=== Begin Enclosure ===

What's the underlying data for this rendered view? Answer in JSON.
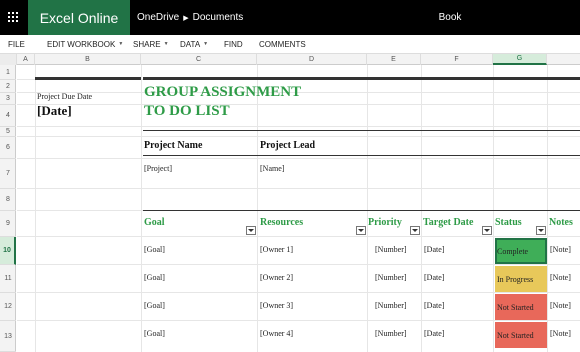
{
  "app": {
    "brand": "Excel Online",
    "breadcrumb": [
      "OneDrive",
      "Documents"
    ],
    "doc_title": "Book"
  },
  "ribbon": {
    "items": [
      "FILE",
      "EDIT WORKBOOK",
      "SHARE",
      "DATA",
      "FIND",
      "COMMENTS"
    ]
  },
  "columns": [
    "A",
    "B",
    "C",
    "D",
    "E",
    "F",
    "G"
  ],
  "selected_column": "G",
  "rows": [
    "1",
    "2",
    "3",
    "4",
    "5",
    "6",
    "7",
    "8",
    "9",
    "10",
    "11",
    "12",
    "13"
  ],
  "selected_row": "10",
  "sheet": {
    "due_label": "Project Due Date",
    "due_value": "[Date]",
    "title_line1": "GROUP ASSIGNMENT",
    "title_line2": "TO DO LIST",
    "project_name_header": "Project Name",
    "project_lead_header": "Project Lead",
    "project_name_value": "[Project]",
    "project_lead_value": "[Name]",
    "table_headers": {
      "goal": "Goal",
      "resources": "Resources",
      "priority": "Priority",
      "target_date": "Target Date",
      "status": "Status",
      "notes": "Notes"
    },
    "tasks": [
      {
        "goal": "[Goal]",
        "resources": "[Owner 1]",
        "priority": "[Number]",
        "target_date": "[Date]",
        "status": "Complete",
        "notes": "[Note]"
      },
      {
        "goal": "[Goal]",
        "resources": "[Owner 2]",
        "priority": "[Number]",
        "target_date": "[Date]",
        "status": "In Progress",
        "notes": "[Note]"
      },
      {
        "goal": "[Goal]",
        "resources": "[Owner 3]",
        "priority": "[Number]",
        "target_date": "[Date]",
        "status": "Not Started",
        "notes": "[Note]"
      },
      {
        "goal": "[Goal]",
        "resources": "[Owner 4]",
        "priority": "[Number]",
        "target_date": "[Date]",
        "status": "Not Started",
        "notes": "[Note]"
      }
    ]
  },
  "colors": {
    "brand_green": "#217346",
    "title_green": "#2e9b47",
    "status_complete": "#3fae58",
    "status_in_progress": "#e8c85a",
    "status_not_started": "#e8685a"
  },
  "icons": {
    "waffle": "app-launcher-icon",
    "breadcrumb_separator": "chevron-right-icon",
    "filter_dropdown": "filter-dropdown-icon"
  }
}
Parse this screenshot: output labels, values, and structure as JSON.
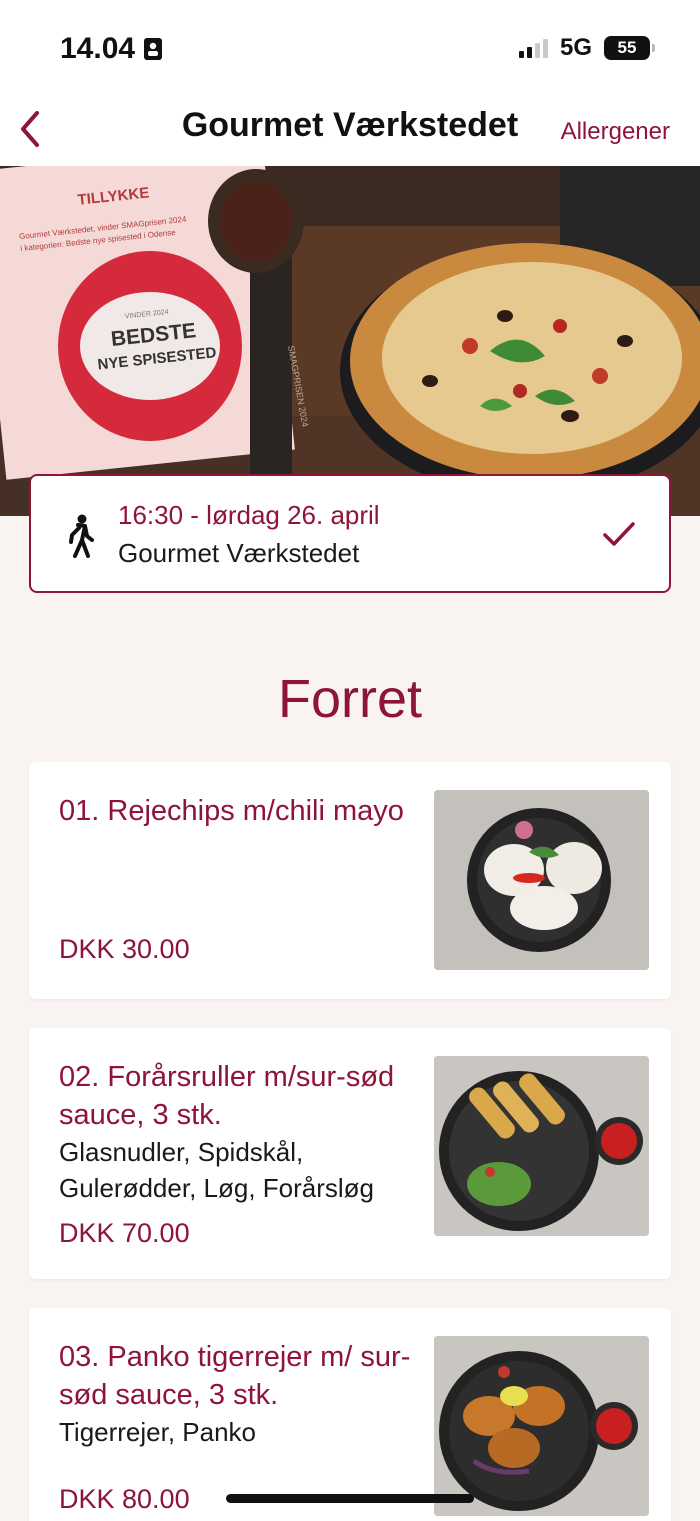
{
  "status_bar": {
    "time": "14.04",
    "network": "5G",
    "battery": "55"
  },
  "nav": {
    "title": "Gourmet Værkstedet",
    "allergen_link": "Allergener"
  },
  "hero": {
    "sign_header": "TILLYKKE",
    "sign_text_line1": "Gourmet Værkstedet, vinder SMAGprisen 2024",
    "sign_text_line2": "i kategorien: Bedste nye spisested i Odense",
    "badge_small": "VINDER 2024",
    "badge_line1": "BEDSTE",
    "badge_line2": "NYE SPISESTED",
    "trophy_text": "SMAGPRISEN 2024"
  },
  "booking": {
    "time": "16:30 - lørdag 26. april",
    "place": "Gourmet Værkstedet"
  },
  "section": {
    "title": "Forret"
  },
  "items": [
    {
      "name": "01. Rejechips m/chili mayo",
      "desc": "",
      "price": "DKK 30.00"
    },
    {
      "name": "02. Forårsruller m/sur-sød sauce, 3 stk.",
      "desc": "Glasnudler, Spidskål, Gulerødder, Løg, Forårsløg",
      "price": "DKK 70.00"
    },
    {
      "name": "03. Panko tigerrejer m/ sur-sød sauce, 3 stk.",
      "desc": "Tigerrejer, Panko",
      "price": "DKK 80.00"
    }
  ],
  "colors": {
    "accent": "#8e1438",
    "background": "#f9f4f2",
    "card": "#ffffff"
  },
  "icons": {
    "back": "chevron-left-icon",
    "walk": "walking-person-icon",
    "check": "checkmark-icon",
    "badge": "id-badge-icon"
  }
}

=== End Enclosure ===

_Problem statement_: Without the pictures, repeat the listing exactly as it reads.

_Answer box_:
What's the underlying data for this rendered view? Answer in JSON.
{
  "app": {
    "brand": "Excel Online",
    "breadcrumb": [
      "OneDrive",
      "Documents"
    ],
    "doc_title": "Book"
  },
  "ribbon": {
    "items": [
      "FILE",
      "EDIT WORKBOOK",
      "SHARE",
      "DATA",
      "FIND",
      "COMMENTS"
    ]
  },
  "columns": [
    "A",
    "B",
    "C",
    "D",
    "E",
    "F",
    "G"
  ],
  "selected_column": "G",
  "rows": [
    "1",
    "2",
    "3",
    "4",
    "5",
    "6",
    "7",
    "8",
    "9",
    "10",
    "11",
    "12",
    "13"
  ],
  "selected_row": "10",
  "sheet": {
    "due_label": "Project Due Date",
    "due_value": "[Date]",
    "title_line1": "GROUP ASSIGNMENT",
    "title_line2": "TO DO LIST",
    "project_name_header": "Project Name",
    "project_lead_header": "Project Lead",
    "project_name_value": "[Project]",
    "project_lead_value": "[Name]",
    "table_headers": {
      "goal": "Goal",
      "resources": "Resources",
      "priority": "Priority",
      "target_date": "Target Date",
      "status": "Status",
      "notes": "Notes"
    },
    "tasks": [
      {
        "goal": "[Goal]",
        "resources": "[Owner 1]",
        "priority": "[Number]",
        "target_date": "[Date]",
        "status": "Complete",
        "notes": "[Note]"
      },
      {
        "goal": "[Goal]",
        "resources": "[Owner 2]",
        "priority": "[Number]",
        "target_date": "[Date]",
        "status": "In Progress",
        "notes": "[Note]"
      },
      {
        "goal": "[Goal]",
        "resources": "[Owner 3]",
        "priority": "[Number]",
        "target_date": "[Date]",
        "status": "Not Started",
        "notes": "[Note]"
      },
      {
        "goal": "[Goal]",
        "resources": "[Owner 4]",
        "priority": "[Number]",
        "target_date": "[Date]",
        "status": "Not Started",
        "notes": "[Note]"
      }
    ]
  },
  "colors": {
    "brand_green": "#217346",
    "title_green": "#2e9b47",
    "status_complete": "#3fae58",
    "status_in_progress": "#e8c85a",
    "status_not_started": "#e8685a"
  },
  "icons": {
    "waffle": "app-launcher-icon",
    "breadcrumb_separator": "chevron-right-icon",
    "filter_dropdown": "filter-dropdown-icon"
  }
}
Parse this screenshot: output labels, values, and structure as JSON.
{
  "status_bar": {
    "time": "14.04",
    "network": "5G",
    "battery": "55"
  },
  "nav": {
    "title": "Gourmet Værkstedet",
    "allergen_link": "Allergener"
  },
  "hero": {
    "sign_header": "TILLYKKE",
    "sign_text_line1": "Gourmet Værkstedet, vinder SMAGprisen 2024",
    "sign_text_line2": "i kategorien: Bedste nye spisested i Odense",
    "badge_small": "VINDER 2024",
    "badge_line1": "BEDSTE",
    "badge_line2": "NYE SPISESTED",
    "trophy_text": "SMAGPRISEN 2024"
  },
  "booking": {
    "time": "16:30 - lørdag 26. april",
    "place": "Gourmet Værkstedet"
  },
  "section": {
    "title": "Forret"
  },
  "items": [
    {
      "name": "01. Rejechips m/chili mayo",
      "desc": "",
      "price": "DKK 30.00"
    },
    {
      "name": "02. Forårsruller m/sur-sød sauce, 3 stk.",
      "desc": "Glasnudler, Spidskål, Gulerødder, Løg, Forårsløg",
      "price": "DKK 70.00"
    },
    {
      "name": "03. Panko tigerrejer m/ sur-sød sauce, 3 stk.",
      "desc": "Tigerrejer, Panko",
      "price": "DKK 80.00"
    }
  ],
  "colors": {
    "accent": "#8e1438",
    "background": "#f9f4f2",
    "card": "#ffffff"
  },
  "icons": {
    "back": "chevron-left-icon",
    "walk": "walking-person-icon",
    "check": "checkmark-icon",
    "badge": "id-badge-icon"
  }
}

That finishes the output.